ILWACO — When the Ilwaco Fishermen take to Peterson Field for their first home game of the 2021 football season, spectators are unlikely to notice that they are sitting in a stadium that recently underwent critical renovations.
The lowkey but crucial repairs of Ilwaco High School’s massive, 43-year-old stadium began earlier this summer and officially wrapped up at the end of August. The work done on the aging structure, which has been a pain in the neck for the Ocean Beach School District ever since it was constructed in the late 1970s via a federal grant, is expected to extend the life of the stadium for 3-5 more years and give the district time to come up with a long-term solution.
Parts of the stadium were declared unsafe by the district just prior to the pandemic, when students were still regularly accessing the structure. In the bottom-floor weight room, large chunks of concrete had begun to fall from the ceiling onto the weight room area. OBSD brought in a structural engineer to examine the stadium, who outlined repairs that could be done to keep the stadium usable in the short-term.
The structural repairs came with a price tag of around $150,000, much higher than OBSD was hoping for when it put the project out for bid but one that it was able to afford because of the fiscally conservative approach the district has taken, Superintendent Amy Huntley said.
Repairs were completed throughout the structure, including below the stadium’s western end. New posts and triangular brackets were installed to replace an eroding post, and are now carrying much of the weight and support. Chris Patana, OBSD facilities maintenance director, said with these repairs he’s now not as concerned about a small earthquake causing that side to collapse, which was a serious concern before the fix.
Triangular brackets were also installed below the stadium’s eastern end, directly underneath seating areas. The intent of the brackets, Patana said, is to provide support and allow for seating on both sides of the stadium.
More triangular brackets were installed up on the concourse area to support the structure. Old turnbuckles were also replaced with new, specially designed turnbuckles, helping to keep the roof trusses stable going from side-to-side. One of the old turnbuckles had broken and fell, and any type of earth movement could have caused serious damage.

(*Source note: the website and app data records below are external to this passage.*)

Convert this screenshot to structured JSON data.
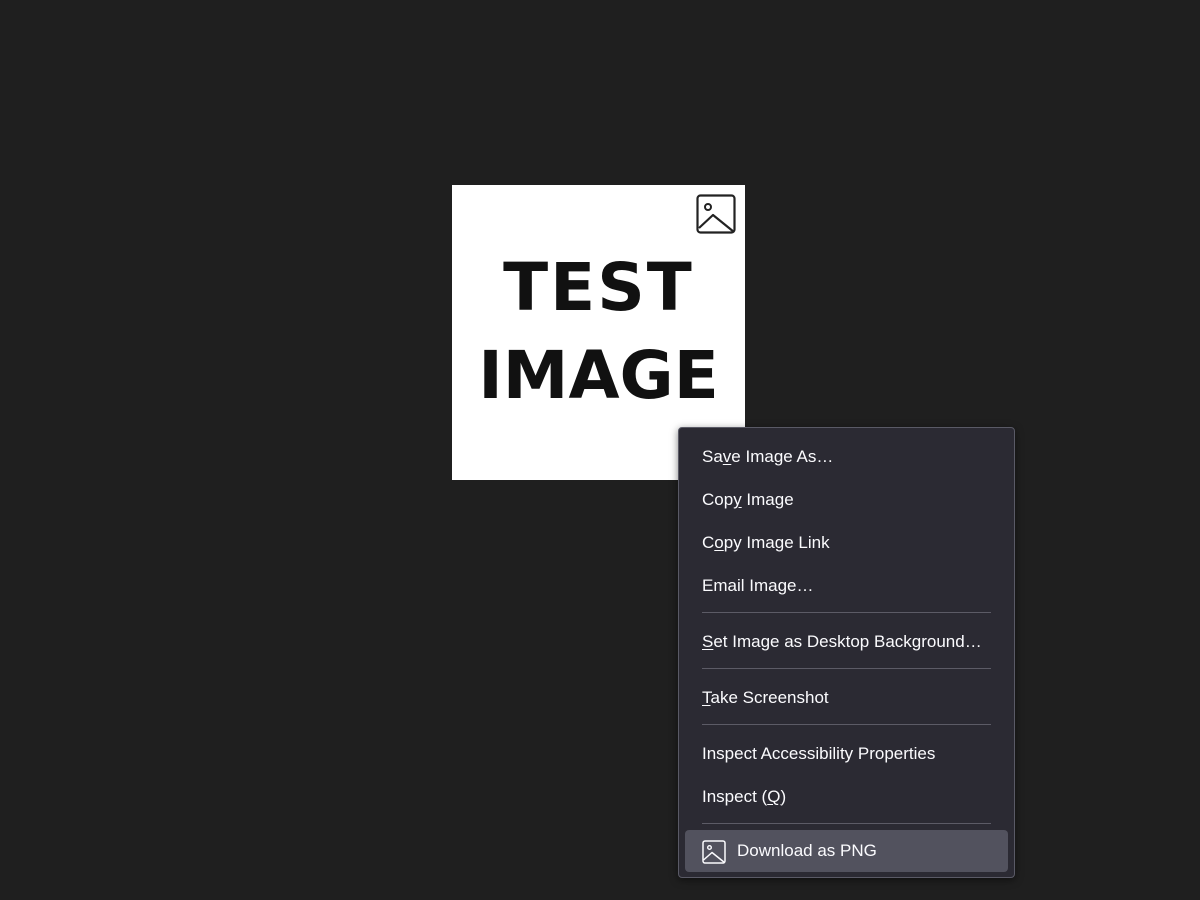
{
  "image": {
    "line1": "TEST",
    "line2": "IMAGE",
    "corner_icon": "image-icon"
  },
  "context_menu": {
    "items": [
      {
        "pre": "Sa",
        "key": "v",
        "post": "e Image As…"
      },
      {
        "pre": "Cop",
        "key": "y",
        "post": " Image"
      },
      {
        "pre": "C",
        "key": "o",
        "post": "py Image Link"
      },
      {
        "pre": "Email Image…",
        "key": "",
        "post": ""
      },
      {
        "pre": "",
        "key": "S",
        "post": "et Image as Desktop Background…"
      },
      {
        "pre": "",
        "key": "T",
        "post": "ake Screenshot"
      },
      {
        "pre": "Inspect Accessibility Properties",
        "key": "",
        "post": ""
      },
      {
        "pre": "Inspect (",
        "key": "Q",
        "post": ")"
      }
    ],
    "download": {
      "label": "Download as PNG",
      "icon": "image-icon"
    }
  },
  "colors": {
    "background": "#1f1f1f",
    "menu_bg": "#2b2a33",
    "menu_highlight": "#52525e",
    "menu_text": "#fbfbfe"
  }
}
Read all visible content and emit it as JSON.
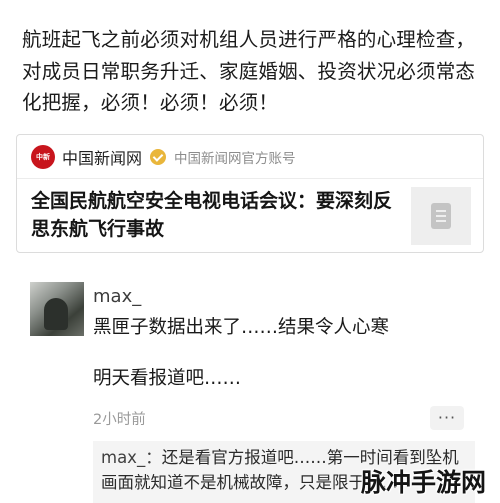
{
  "post": {
    "text": "航班起飞之前必须对机组人员进行严格的心理检查，对成员日常职务升迁、家庭婚姻、投资状况必须常态化把握，必须！必须！必须！"
  },
  "share_card": {
    "source_logo_text": "中国新闻网",
    "source_name": "中国新闻网",
    "source_desc": "中国新闻网官方账号",
    "title": "全国民航航空安全电视电话会议：要深刻反思东航飞行事故",
    "thumb_icon": "document-icon"
  },
  "comment": {
    "username": "max_",
    "line1": "黑匣子数据出来了……结果令人心寒",
    "line2": "明天看报道吧……",
    "time": "2小时前",
    "more": "···",
    "reply_author": "max_：",
    "reply_text": "还是看官方报道吧……第一时间看到坠机画面就知道不是机械故障，只是限于……"
  },
  "watermark": "脉冲手游网",
  "colors": {
    "logo_red": "#c8151d",
    "verified_gold": "#e9b63b",
    "muted_text": "#9a9a9a"
  }
}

The work done this summer will allow people to be seated in the whole stadium and use the concession stand area. But certain areas will remain off-limits to visitors, including ramps and a stairwell by the concession stand concourse area that goes below the stadium. Restrooms on the concourse will also remain off-limits.
“We look to pretty much be back in business,” Patana said.